#### Saskatchewan

Omicron has not yet reached a proportion of cases in Saskatchewan to measure its parameters. An omicron growth rate of 25%/day is assumed and the current fraction of cases is assumed to be 10%

#### Manitoba

The recent upward departure from the previous trend of cases in Manitoba may be due to omicron. The omicron growth rate is assumed to be 25%/day and the current fraction of cases is estimated to be 22%.

#### Ontario

The model fit to Ontario data shows omicron currently growing at 26% per day and producing 46% of cases.

#### Quebec

The interpretation of recent Quebec data is difficult, due to a recent outbreak followed by what appears to be a rise in cases from omicron. The omicron growth rate is found to be smaller than the other provinces, at 18% per day and omicron producing 54% of cases.

#### New Brunswick

The effect of omicron appears to be significant, but with limited case numbers, only the current fraction is estimated from the case data, at 25%.

#### Nova Scotia

The model fit finds that omicron is producing 72% of cases. The growth rate is fixed at 25%/day.

### Comparison of omicron parameters in Canada

The table below indicates the omicron growth rates (% per day) and current fracruib for each province. Values in parenthesis are not estimated from data, but instead indicate the assumed values. Uncertainties in these estimates are relatively large - no attempt to assess them, given the rapidly changing situation.

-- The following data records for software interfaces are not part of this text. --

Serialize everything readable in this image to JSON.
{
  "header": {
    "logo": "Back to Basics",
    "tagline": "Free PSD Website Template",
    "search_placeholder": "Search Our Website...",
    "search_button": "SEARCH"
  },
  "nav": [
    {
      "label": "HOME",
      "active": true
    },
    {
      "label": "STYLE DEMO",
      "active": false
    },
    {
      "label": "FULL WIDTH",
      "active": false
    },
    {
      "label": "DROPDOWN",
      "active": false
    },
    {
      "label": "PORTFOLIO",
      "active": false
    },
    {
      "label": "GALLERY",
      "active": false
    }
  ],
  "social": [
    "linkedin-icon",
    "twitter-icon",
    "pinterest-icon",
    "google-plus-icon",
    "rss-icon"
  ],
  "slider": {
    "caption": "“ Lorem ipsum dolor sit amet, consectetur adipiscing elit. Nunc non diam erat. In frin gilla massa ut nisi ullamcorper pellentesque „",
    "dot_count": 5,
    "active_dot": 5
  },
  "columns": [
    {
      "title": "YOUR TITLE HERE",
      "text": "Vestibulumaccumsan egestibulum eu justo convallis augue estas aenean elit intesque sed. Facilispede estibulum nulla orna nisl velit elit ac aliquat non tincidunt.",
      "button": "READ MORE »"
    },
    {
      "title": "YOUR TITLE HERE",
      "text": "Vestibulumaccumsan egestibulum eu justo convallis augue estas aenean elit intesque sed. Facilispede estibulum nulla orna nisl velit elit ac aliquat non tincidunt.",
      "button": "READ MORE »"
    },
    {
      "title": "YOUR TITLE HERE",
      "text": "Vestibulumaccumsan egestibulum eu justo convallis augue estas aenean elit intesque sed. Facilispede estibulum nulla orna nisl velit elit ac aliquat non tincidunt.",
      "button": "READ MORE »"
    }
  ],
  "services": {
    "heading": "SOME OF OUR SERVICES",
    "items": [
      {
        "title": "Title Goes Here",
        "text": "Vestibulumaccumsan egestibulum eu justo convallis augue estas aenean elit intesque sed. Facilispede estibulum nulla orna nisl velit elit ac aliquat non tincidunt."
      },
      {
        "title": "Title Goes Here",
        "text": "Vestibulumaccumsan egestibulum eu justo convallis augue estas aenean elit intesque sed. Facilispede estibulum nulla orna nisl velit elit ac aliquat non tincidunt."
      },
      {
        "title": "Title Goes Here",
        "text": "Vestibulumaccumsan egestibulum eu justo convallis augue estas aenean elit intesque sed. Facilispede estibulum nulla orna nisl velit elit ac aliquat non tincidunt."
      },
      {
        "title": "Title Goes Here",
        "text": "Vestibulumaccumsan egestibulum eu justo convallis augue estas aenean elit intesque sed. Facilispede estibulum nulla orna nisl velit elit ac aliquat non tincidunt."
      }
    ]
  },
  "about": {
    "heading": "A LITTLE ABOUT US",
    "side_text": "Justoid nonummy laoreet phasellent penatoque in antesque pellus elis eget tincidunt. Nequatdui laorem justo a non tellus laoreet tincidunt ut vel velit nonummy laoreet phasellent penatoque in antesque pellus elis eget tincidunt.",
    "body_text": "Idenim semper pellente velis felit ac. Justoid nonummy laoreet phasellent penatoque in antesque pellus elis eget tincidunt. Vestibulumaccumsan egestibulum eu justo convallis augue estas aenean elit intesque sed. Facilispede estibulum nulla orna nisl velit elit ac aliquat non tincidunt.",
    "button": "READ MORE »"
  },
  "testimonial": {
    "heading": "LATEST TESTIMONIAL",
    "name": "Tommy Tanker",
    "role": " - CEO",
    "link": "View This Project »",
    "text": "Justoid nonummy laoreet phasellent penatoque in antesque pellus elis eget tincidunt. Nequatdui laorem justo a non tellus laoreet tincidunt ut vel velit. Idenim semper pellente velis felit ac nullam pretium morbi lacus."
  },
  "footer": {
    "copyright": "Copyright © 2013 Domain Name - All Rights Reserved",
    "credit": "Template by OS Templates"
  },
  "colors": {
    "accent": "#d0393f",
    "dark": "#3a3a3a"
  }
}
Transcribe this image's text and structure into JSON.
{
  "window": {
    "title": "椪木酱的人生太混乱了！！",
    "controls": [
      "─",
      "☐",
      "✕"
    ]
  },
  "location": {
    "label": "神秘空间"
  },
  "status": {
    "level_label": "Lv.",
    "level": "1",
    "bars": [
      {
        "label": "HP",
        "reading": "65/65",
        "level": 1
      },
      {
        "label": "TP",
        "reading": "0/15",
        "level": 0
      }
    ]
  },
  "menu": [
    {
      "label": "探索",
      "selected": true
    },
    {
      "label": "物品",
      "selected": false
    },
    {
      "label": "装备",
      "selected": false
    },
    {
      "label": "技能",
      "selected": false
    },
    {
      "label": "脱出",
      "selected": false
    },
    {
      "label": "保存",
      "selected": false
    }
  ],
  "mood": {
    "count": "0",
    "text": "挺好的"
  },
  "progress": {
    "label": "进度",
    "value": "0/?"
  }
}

Province | growth (%/day), fraction (%) |
---|---|

BC | 25, 66 |

Alberta | (25), 41 |

Saskatchewan | (25), (10) |

Manitoba | (25), 23 |

Ontario | 26, 46 |

Quebec | 18, 54 |

New Brunswick | (25), 25 |

Nova Scotia | (25) 72 |